Incorrect presentation in an insurance application may give grounds for an insurance company to refuse an otherwise valid claim after a loss. In such circumstances, the insurance company claims that the insurance policy was invalid from the outset based on incorrect presentation because it would not have issued the insurance or would not have issued it on the same terms if the representation had not been made.  Since the discovery of an incorrect presentation in an insurance application enables insurance companies to avoid paying claims, insurance companies may unfairly claim that insured persons have made incorrect information about their insurance application after a loss.
a federal appeals court argued that an insured knowingly misrepresented a material fact in his insurance application when he did not disclose his wife's bankruptcy and that the misrepresentation justified the insurance recession. In that case, when the insured applied for insurance for a rental property he bought in Louisiana in 201
After the insured signed and submitted the insurance application, the insurance company issued the insurance. A month later, the house burned down. When the insured filed a claim for damages, the insurance company requested that the insured and his wife be subjected to an examination under oath ("EUO") in accordance with the policy. At the insured's EUO, the insured stated that he knew that his wife actively paid debts under a bankruptcy agreement with the creditors until 2015. At the insured's wife's EUO, she testified that her husband knew about her bankruptcy and further stated that her husband's answer to the bankruptcy question was incorrectly.
The insurance company denied the claim for the fire due to the insured's incorrect presentation of its wife's bankruptcy status and disputes began to determine whether the insurance was properly terminated for incorrect reasons. The Board of Appeal found that the insurance company's cancellation of the insurance under Louisiana law was correct because the insured had made a false statement about his wife's bankruptcy status. that the false claim was material; and that it was done with intent to deceive. The court found that there was no real dispute that the insured deliberately misrepresented the existence of his wife's bankruptcy status to the insurance company based on EUO testimony.
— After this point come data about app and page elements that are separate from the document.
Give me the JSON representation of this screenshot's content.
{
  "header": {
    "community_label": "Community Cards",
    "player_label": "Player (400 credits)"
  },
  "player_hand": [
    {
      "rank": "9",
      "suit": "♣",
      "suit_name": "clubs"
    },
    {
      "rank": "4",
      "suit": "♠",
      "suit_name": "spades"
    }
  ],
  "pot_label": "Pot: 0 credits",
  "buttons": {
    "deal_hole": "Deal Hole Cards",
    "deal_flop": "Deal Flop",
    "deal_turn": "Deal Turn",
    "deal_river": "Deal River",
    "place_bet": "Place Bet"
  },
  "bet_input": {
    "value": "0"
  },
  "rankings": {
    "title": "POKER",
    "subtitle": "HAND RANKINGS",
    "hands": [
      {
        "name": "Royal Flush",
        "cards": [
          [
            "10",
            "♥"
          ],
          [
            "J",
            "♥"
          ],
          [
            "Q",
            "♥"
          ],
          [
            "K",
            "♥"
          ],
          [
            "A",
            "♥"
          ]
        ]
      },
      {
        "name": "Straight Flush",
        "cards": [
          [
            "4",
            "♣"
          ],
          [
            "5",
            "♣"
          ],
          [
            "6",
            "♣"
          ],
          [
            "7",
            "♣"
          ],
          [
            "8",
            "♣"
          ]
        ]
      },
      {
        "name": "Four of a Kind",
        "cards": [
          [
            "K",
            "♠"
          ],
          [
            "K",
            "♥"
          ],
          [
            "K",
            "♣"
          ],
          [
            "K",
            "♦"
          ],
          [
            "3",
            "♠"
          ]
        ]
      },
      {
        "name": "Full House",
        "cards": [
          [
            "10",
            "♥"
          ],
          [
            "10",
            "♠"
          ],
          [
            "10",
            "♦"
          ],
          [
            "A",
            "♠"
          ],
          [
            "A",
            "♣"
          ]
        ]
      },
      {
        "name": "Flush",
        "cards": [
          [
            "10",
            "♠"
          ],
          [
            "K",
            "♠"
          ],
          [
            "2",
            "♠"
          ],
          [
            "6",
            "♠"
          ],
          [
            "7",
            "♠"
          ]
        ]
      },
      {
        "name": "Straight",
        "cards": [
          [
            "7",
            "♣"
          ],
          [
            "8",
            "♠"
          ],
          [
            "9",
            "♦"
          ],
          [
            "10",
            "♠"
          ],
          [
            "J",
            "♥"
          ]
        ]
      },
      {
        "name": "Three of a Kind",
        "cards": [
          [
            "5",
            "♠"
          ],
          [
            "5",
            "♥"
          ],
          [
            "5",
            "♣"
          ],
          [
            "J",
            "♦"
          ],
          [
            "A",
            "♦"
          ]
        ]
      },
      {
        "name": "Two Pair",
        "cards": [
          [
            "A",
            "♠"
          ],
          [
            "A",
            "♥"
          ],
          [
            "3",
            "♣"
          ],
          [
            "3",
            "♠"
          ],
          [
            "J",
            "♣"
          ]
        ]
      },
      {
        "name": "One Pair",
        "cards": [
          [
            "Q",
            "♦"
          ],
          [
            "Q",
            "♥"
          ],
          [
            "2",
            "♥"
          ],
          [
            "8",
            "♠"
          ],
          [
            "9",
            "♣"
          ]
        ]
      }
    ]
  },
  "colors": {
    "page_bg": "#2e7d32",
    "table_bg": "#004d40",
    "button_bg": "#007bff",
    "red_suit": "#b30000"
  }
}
The court also found that the incorrect presentation was material because the insurance company submitted a declaration that it would have refused the insured's application if he had answered "yes" to the bankruptcy question.
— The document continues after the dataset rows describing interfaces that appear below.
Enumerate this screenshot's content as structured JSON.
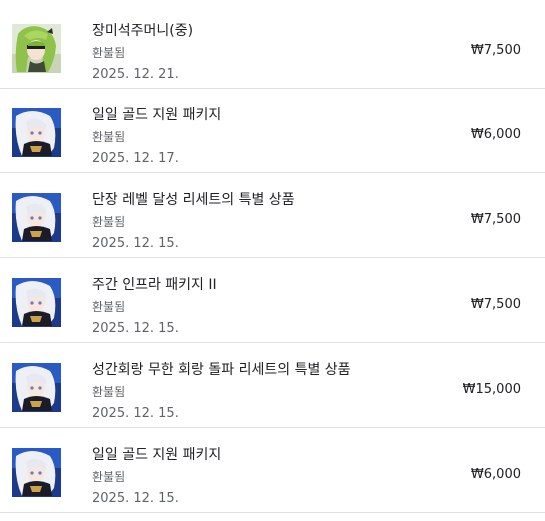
{
  "purchases": [
    {
      "title": "장미석주머니(중)",
      "status": "환불됨",
      "date": "2025. 12. 21.",
      "price": "₩7,500",
      "icon": "green-haired-character-thumbnail"
    },
    {
      "title": "일일 골드 지원 패키지",
      "status": "환불됨",
      "date": "2025. 12. 17.",
      "price": "₩6,000",
      "icon": "white-haired-character-thumbnail"
    },
    {
      "title": "단장 레벨 달성 리세트의 특별 상품",
      "status": "환불됨",
      "date": "2025. 12. 15.",
      "price": "₩7,500",
      "icon": "white-haired-character-thumbnail"
    },
    {
      "title": "주간 인프라 패키지 II",
      "status": "환불됨",
      "date": "2025. 12. 15.",
      "price": "₩7,500",
      "icon": "white-haired-character-thumbnail"
    },
    {
      "title": "성간회랑 무한 회랑 돌파 리세트의 특별 상품",
      "status": "환불됨",
      "date": "2025. 12. 15.",
      "price": "₩15,000",
      "icon": "white-haired-character-thumbnail"
    },
    {
      "title": "일일 골드 지원 패키지",
      "status": "환불됨",
      "date": "2025. 12. 15.",
      "price": "₩6,000",
      "icon": "white-haired-character-thumbnail"
    }
  ]
}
If your insurance claim was denied based on a misrepresentation in your insurance application, contact your local Merlin Law Group attorney to see if there are grounds to combat the denial based on your state's law.
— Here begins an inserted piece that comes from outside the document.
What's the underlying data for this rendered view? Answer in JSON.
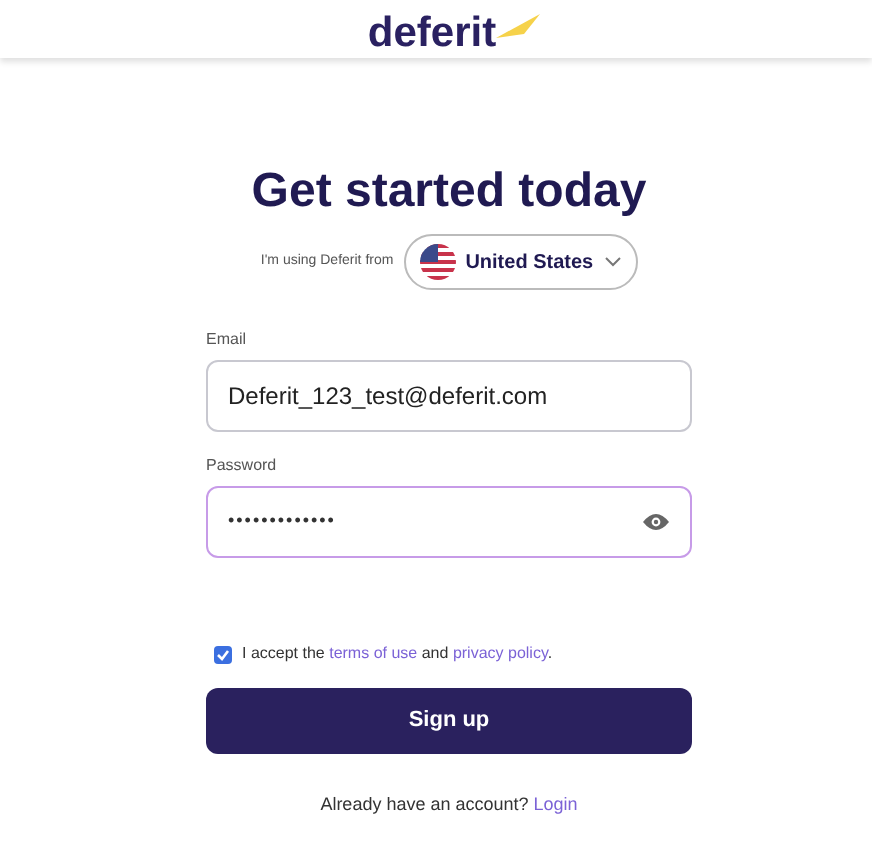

1 Geovera Specialty Ins. Co. v. Odoms 2020 WL 6532087 (5th Circ. 5 November 2020).